What to work on
Leave out any picture and return the remaining listing below exactly as given.

Provided data
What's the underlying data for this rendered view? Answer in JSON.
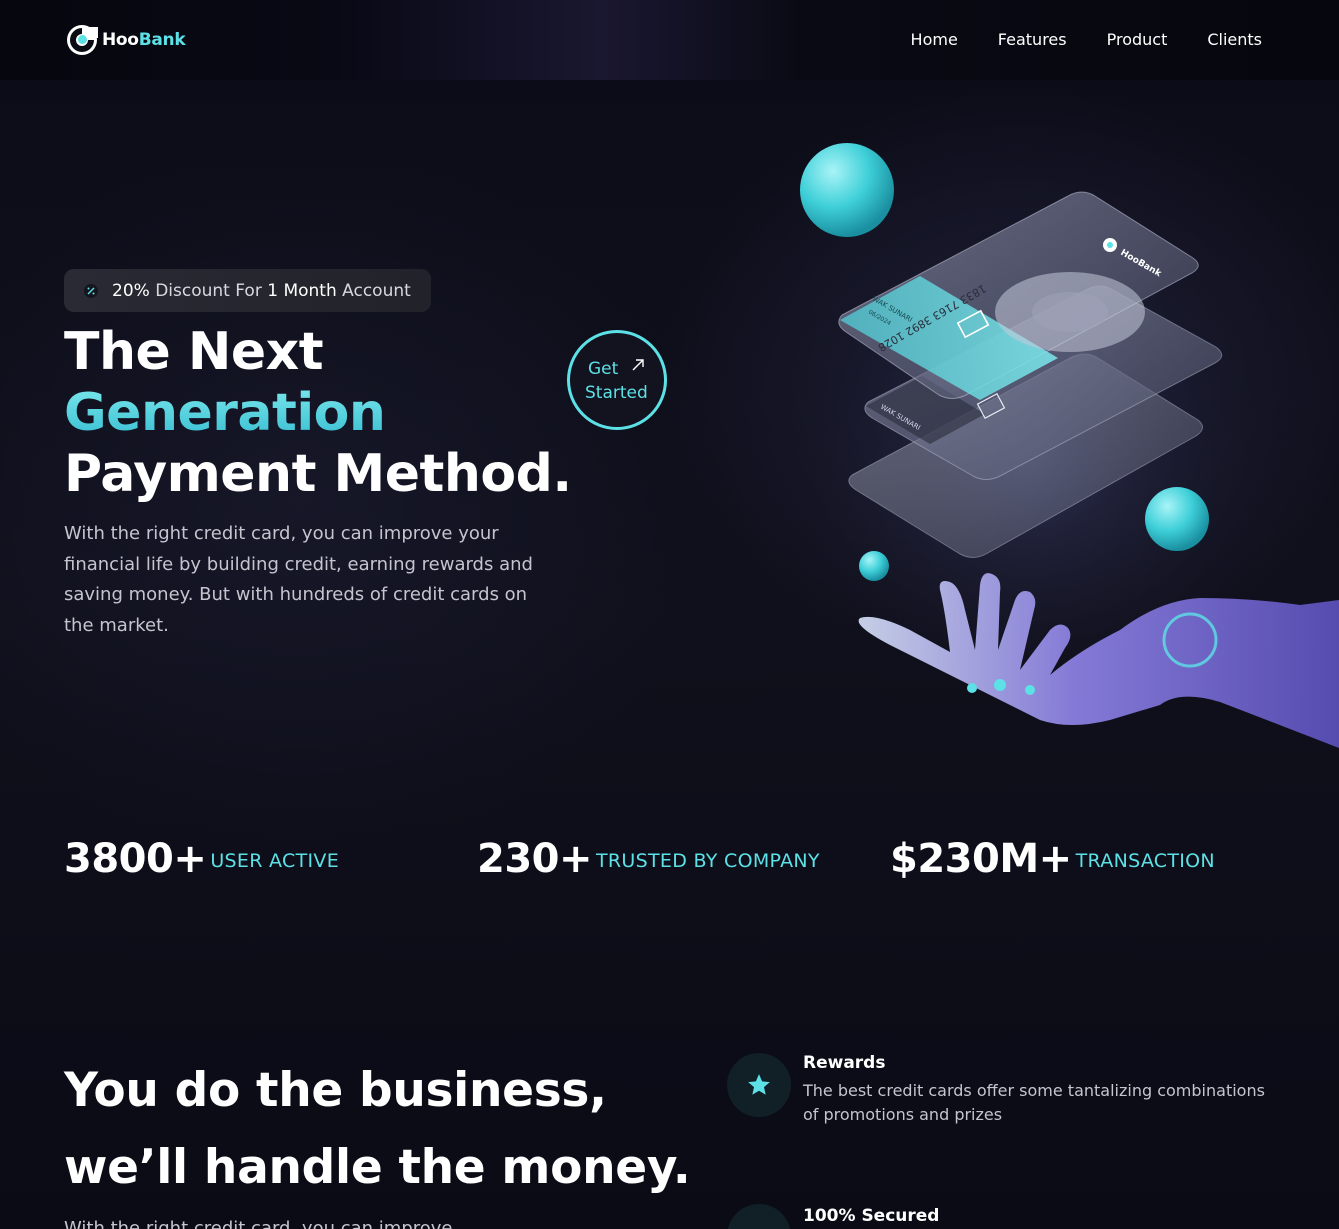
{
  "brand": {
    "name_part1": "Hoo",
    "name_part2": "Bank",
    "accent": "#5ce1e6",
    "background": "#0b0b15"
  },
  "nav": {
    "links": [
      "Home",
      "Features",
      "Product",
      "Clients"
    ]
  },
  "hero": {
    "badge": {
      "percent": "20%",
      "text_a": "Discount For",
      "number": "1",
      "text_b": "Month",
      "text_c": "Account",
      "icon": "percent-icon"
    },
    "title_line1": "The Next",
    "title_line2": "Generation",
    "title_line3": "Payment Method.",
    "description": "With the right credit card, you can improve your financial life by building credit, earning rewards and saving money. But with hundreds of credit cards on the market.",
    "cta_line1": "Get",
    "cta_line2": "Started",
    "cta_icon": "arrow-up-right-icon",
    "card": {
      "number": "1833 7163 3892 1028",
      "holder": "WAK SUNARI",
      "expiry": "06/2024",
      "brand": "HooBank"
    }
  },
  "stats": [
    {
      "value": "3800+",
      "label": "USER ACTIVE"
    },
    {
      "value": "230+",
      "label": "TRUSTED BY COMPANY"
    },
    {
      "value": "$230M+",
      "label": "TRANSACTION"
    }
  ],
  "business": {
    "title_line1": "You do the business,",
    "title_line2": "we’ll handle the money.",
    "description_partial": "With the right credit card, you can improve",
    "features": [
      {
        "title": "Rewards",
        "description": "The best credit cards offer some tantalizing combinations of promotions and prizes",
        "icon": "star-icon"
      },
      {
        "title": "100% Secured",
        "description": "",
        "icon": "shield-icon"
      }
    ]
  }
}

Finished task
What's the underlying data for this rendered view? Answer in JSON.
{
  "brand": {
    "name_part1": "Hoo",
    "name_part2": "Bank",
    "accent": "#5ce1e6",
    "background": "#0b0b15"
  },
  "nav": {
    "links": [
      "Home",
      "Features",
      "Product",
      "Clients"
    ]
  },
  "hero": {
    "badge": {
      "percent": "20%",
      "text_a": "Discount For",
      "number": "1",
      "text_b": "Month",
      "text_c": "Account",
      "icon": "percent-icon"
    },
    "title_line1": "The Next",
    "title_line2": "Generation",
    "title_line3": "Payment Method.",
    "description": "With the right credit card, you can improve your financial life by building credit, earning rewards and saving money. But with hundreds of credit cards on the market.",
    "cta_line1": "Get",
    "cta_line2": "Started",
    "cta_icon": "arrow-up-right-icon",
    "card": {
      "number": "1833 7163 3892 1028",
      "holder": "WAK SUNARI",
      "expiry": "06/2024",
      "brand": "HooBank"
    }
  },
  "stats": [
    {
      "value": "3800+",
      "label": "USER ACTIVE"
    },
    {
      "value": "230+",
      "label": "TRUSTED BY COMPANY"
    },
    {
      "value": "$230M+",
      "label": "TRANSACTION"
    }
  ],
  "business": {
    "title_line1": "You do the business,",
    "title_line2": "we’ll handle the money.",
    "description_partial": "With the right credit card, you can improve",
    "features": [
      {
        "title": "Rewards",
        "description": "The best credit cards offer some tantalizing combinations of promotions and prizes",
        "icon": "star-icon"
      },
      {
        "title": "100% Secured",
        "description": "",
        "icon": "shield-icon"
      }
    ]
  }
}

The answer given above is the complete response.